--- Available records ---

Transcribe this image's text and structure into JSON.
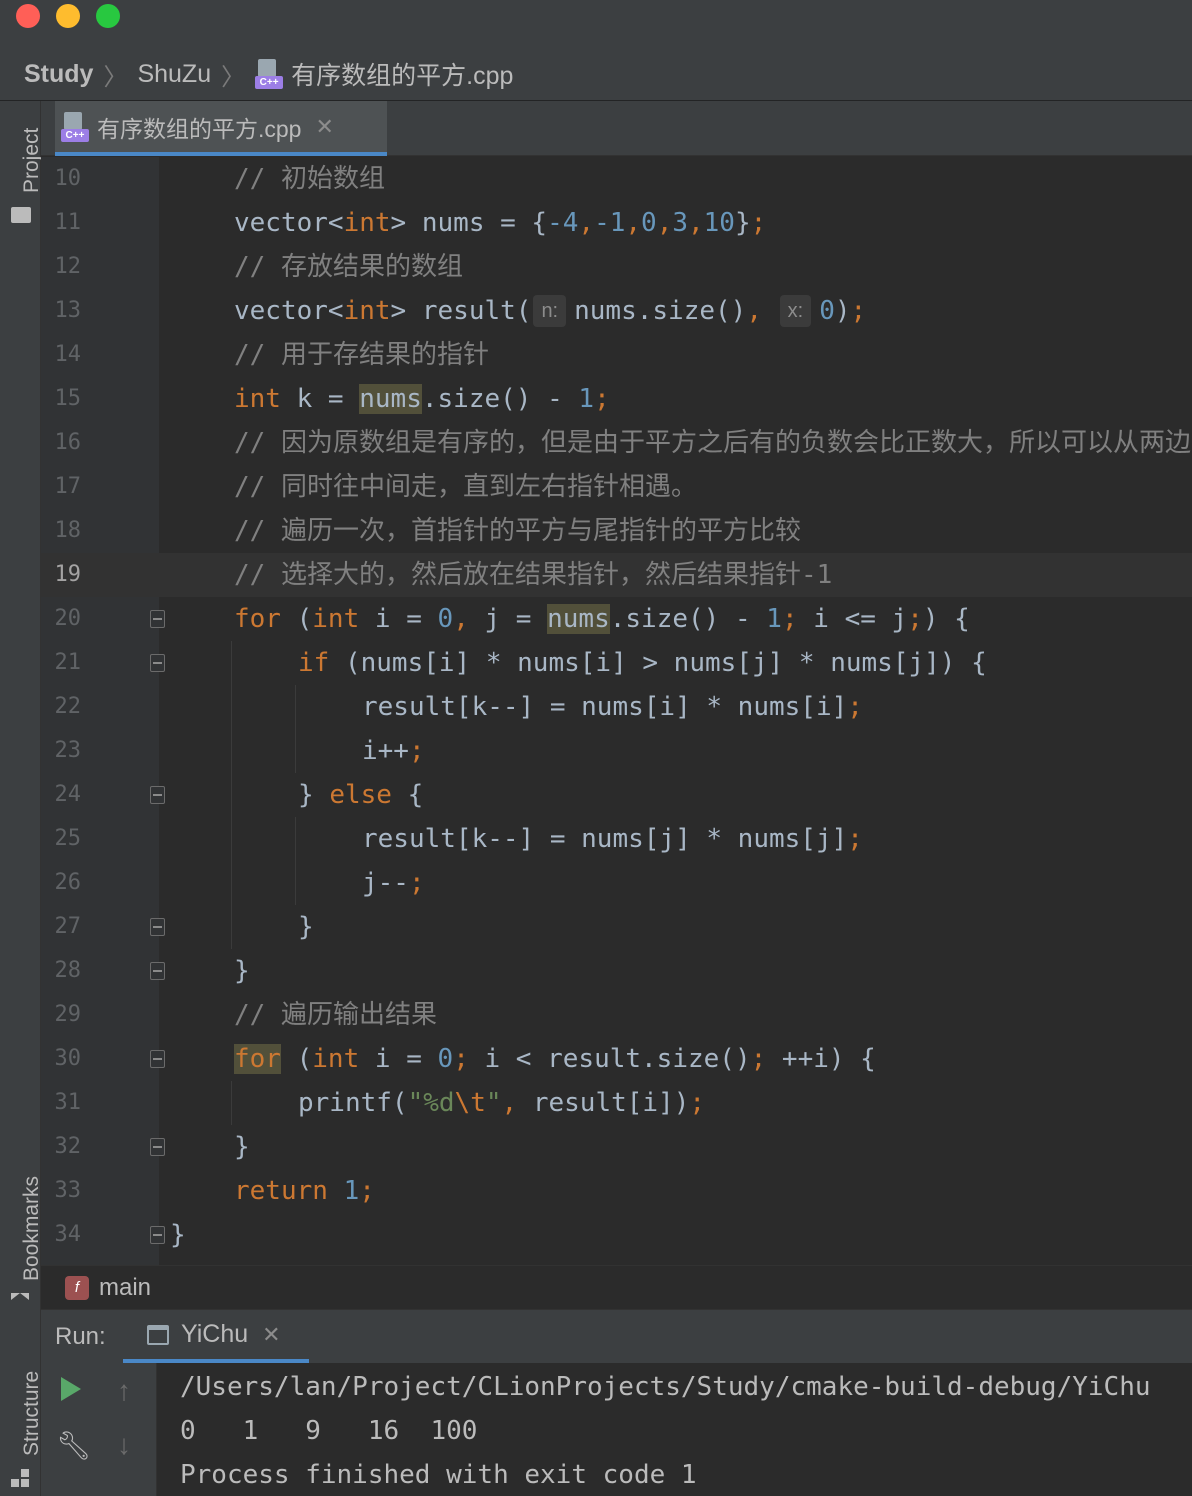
{
  "window": {
    "breadcrumbs": [
      "Study",
      "ShuZu",
      "有序数组的平方.cpp"
    ]
  },
  "toolstrip": {
    "project_label": "Project",
    "bookmarks_label": "Bookmarks",
    "structure_label": "Structure"
  },
  "editor": {
    "tab_label": "有序数组的平方.cpp",
    "current_line": 19,
    "hints": {
      "n": "n:",
      "x": "x:"
    },
    "line_numbers": [
      "10",
      "11",
      "12",
      "13",
      "14",
      "15",
      "16",
      "17",
      "18",
      "19",
      "20",
      "21",
      "22",
      "23",
      "24",
      "25",
      "26",
      "27",
      "28",
      "29",
      "30",
      "31",
      "32",
      "33",
      "34"
    ],
    "lines": {
      "l10": "// 初始数组",
      "l11": "vector<int> nums = {-4,-1,0,3,10};",
      "l12": "// 存放结果的数组",
      "l13": "vector<int> result(nums.size(), 0);",
      "l14": "// 用于存结果的指针",
      "l15": "int k = nums.size() - 1;",
      "l16": "// 因为原数组是有序的，但是由于平方之后有的负数会比正数大，所以可以从两边",
      "l17": "// 同时往中间走，直到左右指针相遇。",
      "l18": "// 遍历一次，首指针的平方与尾指针的平方比较",
      "l19": "// 选择大的，然后放在结果指针，然后结果指针-1",
      "l20": "for (int i = 0, j = nums.size() - 1; i <= j;) {",
      "l21": "if (nums[i] * nums[i] > nums[j] * nums[j]) {",
      "l22": "result[k--] = nums[i] * nums[i];",
      "l23": "i++;",
      "l24": "} else {",
      "l25": "result[k--] = nums[j] * nums[j];",
      "l26": "j--;",
      "l27": "}",
      "l28": "}",
      "l29": "// 遍历输出结果",
      "l30": "for (int i = 0; i < result.size(); ++i) {",
      "l31": "printf(\"%d\\t\", result[i]);",
      "l32": "}",
      "l33": "return 1;",
      "l34": "}"
    }
  },
  "function_breadcrumb": {
    "icon": "f",
    "name": "main"
  },
  "run": {
    "label": "Run:",
    "config": "YiChu",
    "output": [
      "/Users/lan/Project/CLionProjects/Study/cmake-build-debug/YiChu",
      "0\t1\t9\t16\t100",
      "Process finished with exit code 1"
    ]
  },
  "colors": {
    "keyword": "#cc7832",
    "number": "#6897bb",
    "comment": "#808080",
    "string": "#6a8759",
    "text": "#a9b7c6",
    "run_accent": "#4a88c7",
    "play": "#59a869"
  }
}
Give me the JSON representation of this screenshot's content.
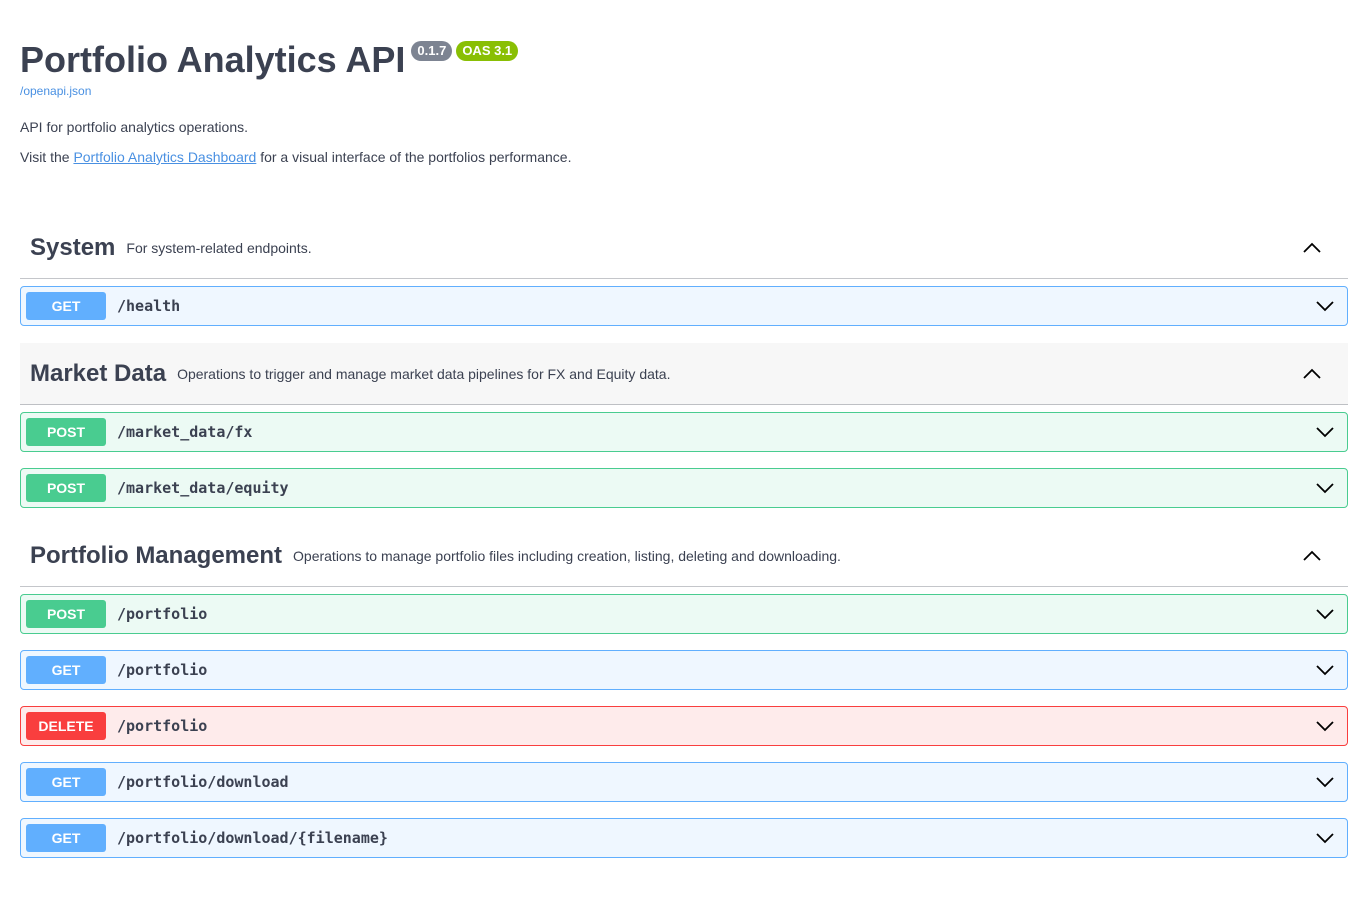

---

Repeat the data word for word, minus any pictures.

Transcribe this image's text and structure into JSON.
{
  "window": {
    "breadcrumbs": [
      "Study",
      "ShuZu",
      "有序数组的平方.cpp"
    ]
  },
  "toolstrip": {
    "project_label": "Project",
    "bookmarks_label": "Bookmarks",
    "structure_label": "Structure"
  },
  "editor": {
    "tab_label": "有序数组的平方.cpp",
    "current_line": 19,
    "hints": {
      "n": "n:",
      "x": "x:"
    },
    "line_numbers": [
      "10",
      "11",
      "12",
      "13",
      "14",
      "15",
      "16",
      "17",
      "18",
      "19",
      "20",
      "21",
      "22",
      "23",
      "24",
      "25",
      "26",
      "27",
      "28",
      "29",
      "30",
      "31",
      "32",
      "33",
      "34"
    ],
    "lines": {
      "l10": "// 初始数组",
      "l11": "vector<int> nums = {-4,-1,0,3,10};",
      "l12": "// 存放结果的数组",
      "l13": "vector<int> result(nums.size(), 0);",
      "l14": "// 用于存结果的指针",
      "l15": "int k = nums.size() - 1;",
      "l16": "// 因为原数组是有序的，但是由于平方之后有的负数会比正数大，所以可以从两边",
      "l17": "// 同时往中间走，直到左右指针相遇。",
      "l18": "// 遍历一次，首指针的平方与尾指针的平方比较",
      "l19": "// 选择大的，然后放在结果指针，然后结果指针-1",
      "l20": "for (int i = 0, j = nums.size() - 1; i <= j;) {",
      "l21": "if (nums[i] * nums[i] > nums[j] * nums[j]) {",
      "l22": "result[k--] = nums[i] * nums[i];",
      "l23": "i++;",
      "l24": "} else {",
      "l25": "result[k--] = nums[j] * nums[j];",
      "l26": "j--;",
      "l27": "}",
      "l28": "}",
      "l29": "// 遍历输出结果",
      "l30": "for (int i = 0; i < result.size(); ++i) {",
      "l31": "printf(\"%d\\t\", result[i]);",
      "l32": "}",
      "l33": "return 1;",
      "l34": "}"
    }
  },
  "function_breadcrumb": {
    "icon": "f",
    "name": "main"
  },
  "run": {
    "label": "Run:",
    "config": "YiChu",
    "output": [
      "/Users/lan/Project/CLionProjects/Study/cmake-build-debug/YiChu",
      "0\t1\t9\t16\t100",
      "Process finished with exit code 1"
    ]
  },
  "colors": {
    "keyword": "#cc7832",
    "number": "#6897bb",
    "comment": "#808080",
    "string": "#6a8759",
    "text": "#a9b7c6",
    "run_accent": "#4a88c7",
    "play": "#59a869"
  }
}
Give me the JSON representation of this screenshot's content.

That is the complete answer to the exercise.